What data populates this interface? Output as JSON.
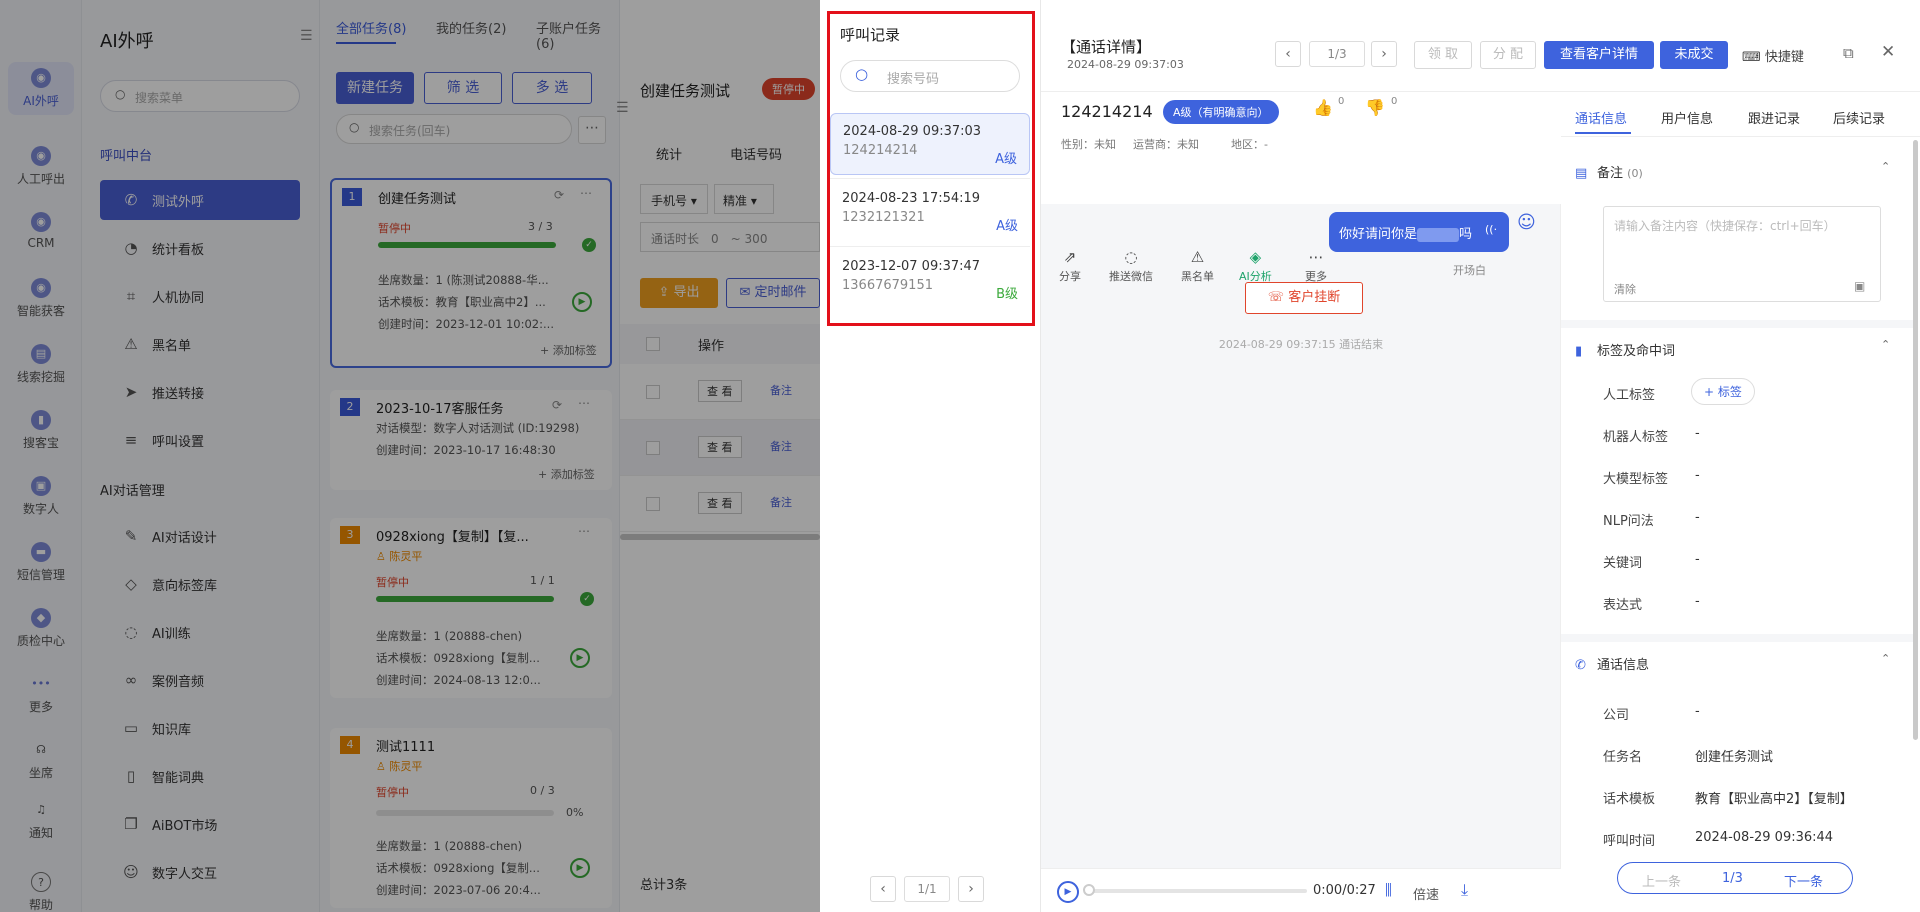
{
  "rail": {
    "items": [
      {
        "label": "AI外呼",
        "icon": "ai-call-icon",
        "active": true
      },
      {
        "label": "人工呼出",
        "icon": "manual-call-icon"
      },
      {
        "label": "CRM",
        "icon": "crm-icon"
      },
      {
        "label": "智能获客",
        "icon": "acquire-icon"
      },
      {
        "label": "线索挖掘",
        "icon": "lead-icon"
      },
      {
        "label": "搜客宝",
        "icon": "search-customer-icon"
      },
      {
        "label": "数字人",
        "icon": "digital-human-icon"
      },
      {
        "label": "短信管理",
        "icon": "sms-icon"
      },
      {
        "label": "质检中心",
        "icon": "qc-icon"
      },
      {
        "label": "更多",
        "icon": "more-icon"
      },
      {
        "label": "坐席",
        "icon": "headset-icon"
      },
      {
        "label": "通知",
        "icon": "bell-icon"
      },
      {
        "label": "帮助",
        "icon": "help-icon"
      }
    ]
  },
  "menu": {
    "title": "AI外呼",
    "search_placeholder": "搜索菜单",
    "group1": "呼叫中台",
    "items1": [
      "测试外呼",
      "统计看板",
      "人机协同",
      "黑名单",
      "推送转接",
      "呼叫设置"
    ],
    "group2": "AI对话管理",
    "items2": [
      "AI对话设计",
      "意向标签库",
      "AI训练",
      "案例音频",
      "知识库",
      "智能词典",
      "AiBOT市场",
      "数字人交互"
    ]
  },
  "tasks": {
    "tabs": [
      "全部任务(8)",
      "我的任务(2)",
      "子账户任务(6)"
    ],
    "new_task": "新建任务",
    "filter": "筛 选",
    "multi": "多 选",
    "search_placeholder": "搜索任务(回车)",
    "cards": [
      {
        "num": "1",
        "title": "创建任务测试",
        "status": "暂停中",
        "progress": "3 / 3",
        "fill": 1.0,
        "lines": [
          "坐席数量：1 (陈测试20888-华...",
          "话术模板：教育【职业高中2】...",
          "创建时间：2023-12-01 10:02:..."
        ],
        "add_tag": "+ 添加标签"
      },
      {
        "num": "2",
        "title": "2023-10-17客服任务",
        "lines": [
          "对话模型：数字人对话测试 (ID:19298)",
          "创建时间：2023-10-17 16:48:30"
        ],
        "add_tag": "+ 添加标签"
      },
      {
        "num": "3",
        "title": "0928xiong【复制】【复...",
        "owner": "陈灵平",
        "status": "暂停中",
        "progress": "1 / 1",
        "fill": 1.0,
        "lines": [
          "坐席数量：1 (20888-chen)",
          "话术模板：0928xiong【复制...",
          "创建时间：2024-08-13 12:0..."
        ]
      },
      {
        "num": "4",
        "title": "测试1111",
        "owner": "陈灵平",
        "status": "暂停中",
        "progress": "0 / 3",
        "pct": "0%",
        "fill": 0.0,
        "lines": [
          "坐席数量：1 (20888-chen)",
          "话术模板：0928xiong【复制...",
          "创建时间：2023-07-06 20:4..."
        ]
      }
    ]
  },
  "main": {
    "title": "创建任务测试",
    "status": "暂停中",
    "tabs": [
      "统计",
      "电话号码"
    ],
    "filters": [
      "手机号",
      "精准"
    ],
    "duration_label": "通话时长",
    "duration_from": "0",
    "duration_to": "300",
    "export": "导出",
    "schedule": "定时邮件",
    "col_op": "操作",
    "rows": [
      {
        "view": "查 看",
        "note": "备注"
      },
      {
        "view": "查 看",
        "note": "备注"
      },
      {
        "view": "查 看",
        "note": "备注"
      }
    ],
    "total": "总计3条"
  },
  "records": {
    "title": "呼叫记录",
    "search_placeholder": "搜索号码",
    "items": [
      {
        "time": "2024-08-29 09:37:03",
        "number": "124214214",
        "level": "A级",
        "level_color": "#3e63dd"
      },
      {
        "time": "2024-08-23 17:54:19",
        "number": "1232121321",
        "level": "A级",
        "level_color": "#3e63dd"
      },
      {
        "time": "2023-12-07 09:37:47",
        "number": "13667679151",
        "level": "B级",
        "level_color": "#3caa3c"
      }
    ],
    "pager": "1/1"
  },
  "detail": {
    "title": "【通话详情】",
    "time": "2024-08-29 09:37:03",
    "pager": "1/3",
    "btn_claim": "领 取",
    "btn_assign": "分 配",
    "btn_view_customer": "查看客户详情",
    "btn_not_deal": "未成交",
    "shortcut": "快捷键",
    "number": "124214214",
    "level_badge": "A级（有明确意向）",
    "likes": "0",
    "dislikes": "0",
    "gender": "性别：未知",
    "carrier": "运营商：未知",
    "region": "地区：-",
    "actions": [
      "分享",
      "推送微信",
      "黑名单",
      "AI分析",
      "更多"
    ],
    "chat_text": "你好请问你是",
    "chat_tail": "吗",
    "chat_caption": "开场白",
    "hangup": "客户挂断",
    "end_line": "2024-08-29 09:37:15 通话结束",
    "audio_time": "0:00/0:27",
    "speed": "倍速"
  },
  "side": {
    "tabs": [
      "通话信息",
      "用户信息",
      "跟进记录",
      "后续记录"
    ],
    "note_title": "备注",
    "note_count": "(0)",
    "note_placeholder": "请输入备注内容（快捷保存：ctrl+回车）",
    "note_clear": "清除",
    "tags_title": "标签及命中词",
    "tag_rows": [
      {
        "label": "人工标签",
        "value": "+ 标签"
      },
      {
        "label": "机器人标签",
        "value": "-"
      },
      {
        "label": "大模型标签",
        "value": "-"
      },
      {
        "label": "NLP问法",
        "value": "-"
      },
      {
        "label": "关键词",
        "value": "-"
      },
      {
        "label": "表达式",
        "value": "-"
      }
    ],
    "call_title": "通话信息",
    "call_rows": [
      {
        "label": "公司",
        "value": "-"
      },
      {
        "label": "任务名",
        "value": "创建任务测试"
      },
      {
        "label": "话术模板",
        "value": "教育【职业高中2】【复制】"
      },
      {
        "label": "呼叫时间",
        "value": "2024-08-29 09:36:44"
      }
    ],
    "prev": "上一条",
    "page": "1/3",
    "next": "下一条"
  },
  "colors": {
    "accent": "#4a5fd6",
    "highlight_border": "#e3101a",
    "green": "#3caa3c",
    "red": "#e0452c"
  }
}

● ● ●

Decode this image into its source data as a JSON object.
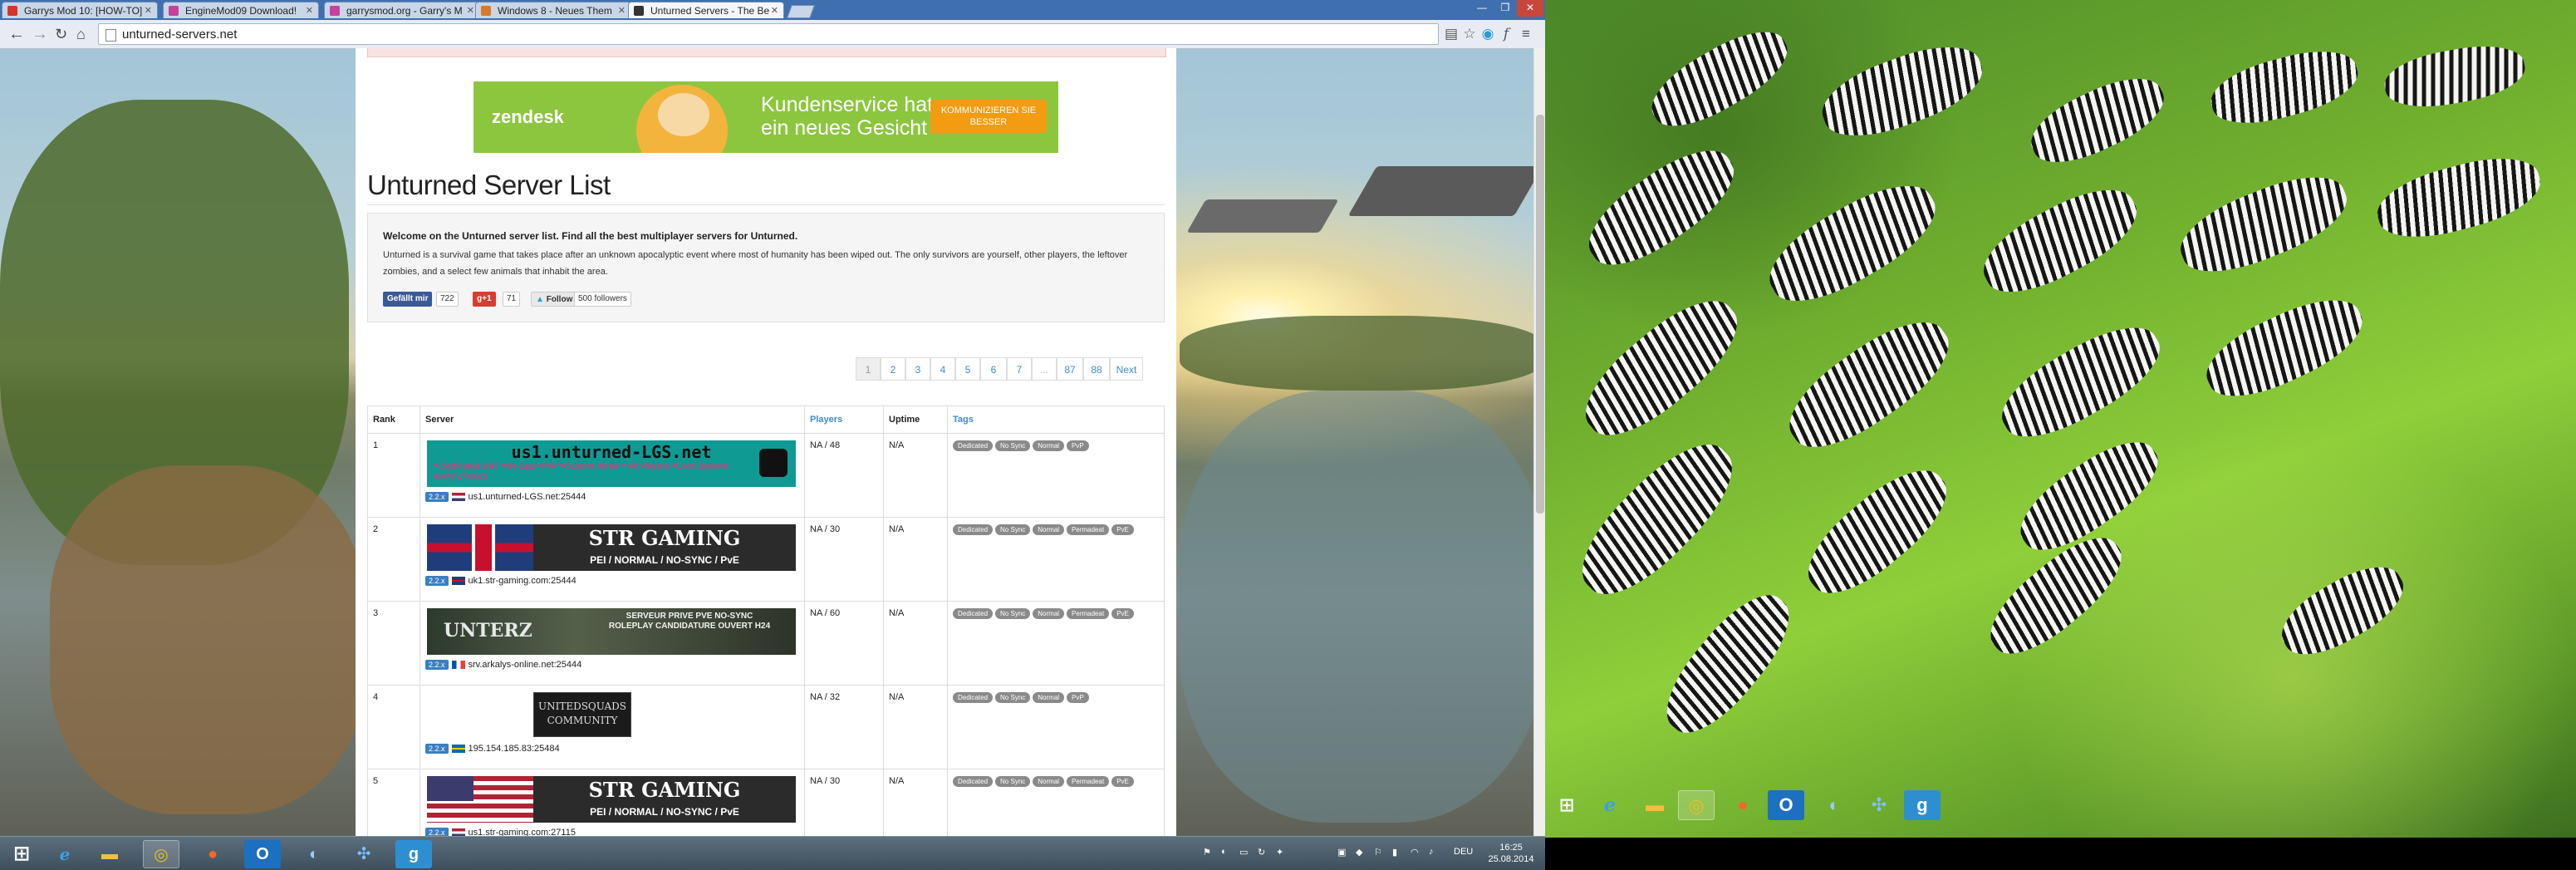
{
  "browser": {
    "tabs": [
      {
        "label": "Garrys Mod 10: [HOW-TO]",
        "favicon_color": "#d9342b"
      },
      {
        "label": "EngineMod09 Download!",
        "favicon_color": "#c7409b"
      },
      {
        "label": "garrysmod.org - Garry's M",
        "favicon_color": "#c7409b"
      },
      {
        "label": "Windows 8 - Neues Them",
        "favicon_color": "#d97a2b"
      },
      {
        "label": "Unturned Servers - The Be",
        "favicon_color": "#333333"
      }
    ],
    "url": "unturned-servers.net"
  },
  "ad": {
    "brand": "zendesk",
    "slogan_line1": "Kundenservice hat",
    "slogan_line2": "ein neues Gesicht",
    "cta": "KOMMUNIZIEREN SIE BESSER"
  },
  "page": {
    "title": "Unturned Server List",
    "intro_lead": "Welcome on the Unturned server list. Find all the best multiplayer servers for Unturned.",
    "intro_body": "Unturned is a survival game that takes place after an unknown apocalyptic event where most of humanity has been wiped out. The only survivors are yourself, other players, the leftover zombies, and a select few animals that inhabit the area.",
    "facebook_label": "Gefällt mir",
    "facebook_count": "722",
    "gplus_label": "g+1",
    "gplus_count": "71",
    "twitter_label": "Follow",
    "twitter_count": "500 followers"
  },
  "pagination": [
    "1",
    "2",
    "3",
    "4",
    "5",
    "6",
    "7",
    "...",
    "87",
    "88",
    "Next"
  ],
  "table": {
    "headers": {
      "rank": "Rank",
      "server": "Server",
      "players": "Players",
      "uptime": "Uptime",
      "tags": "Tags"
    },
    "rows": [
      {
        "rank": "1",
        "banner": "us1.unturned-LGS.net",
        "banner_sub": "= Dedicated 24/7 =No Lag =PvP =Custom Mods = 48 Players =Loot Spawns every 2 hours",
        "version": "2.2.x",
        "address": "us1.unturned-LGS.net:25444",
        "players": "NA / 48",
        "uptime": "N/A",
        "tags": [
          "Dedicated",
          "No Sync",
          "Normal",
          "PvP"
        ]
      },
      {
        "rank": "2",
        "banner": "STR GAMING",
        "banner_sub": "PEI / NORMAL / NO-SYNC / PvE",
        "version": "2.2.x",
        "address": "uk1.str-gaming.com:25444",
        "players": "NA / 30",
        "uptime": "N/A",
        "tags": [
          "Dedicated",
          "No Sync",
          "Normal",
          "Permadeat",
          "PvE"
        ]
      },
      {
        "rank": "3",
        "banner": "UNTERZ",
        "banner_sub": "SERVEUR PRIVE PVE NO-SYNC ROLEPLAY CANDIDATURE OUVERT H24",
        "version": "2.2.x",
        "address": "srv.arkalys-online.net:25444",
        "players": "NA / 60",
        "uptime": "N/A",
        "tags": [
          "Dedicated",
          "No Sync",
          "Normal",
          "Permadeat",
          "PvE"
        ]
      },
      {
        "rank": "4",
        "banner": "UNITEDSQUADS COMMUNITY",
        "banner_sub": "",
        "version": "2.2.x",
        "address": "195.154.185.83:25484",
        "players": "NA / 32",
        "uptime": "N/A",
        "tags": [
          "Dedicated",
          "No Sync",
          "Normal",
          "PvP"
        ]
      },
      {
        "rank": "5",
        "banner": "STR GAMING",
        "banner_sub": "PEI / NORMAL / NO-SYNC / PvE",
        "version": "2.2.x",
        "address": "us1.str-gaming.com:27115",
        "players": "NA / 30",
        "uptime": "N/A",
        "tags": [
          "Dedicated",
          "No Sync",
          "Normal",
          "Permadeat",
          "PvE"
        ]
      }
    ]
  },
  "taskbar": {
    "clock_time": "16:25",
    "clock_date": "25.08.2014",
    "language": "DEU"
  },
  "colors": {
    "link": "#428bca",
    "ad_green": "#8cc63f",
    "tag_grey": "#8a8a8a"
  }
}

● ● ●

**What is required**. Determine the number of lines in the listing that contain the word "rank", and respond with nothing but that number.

**Your response**. 6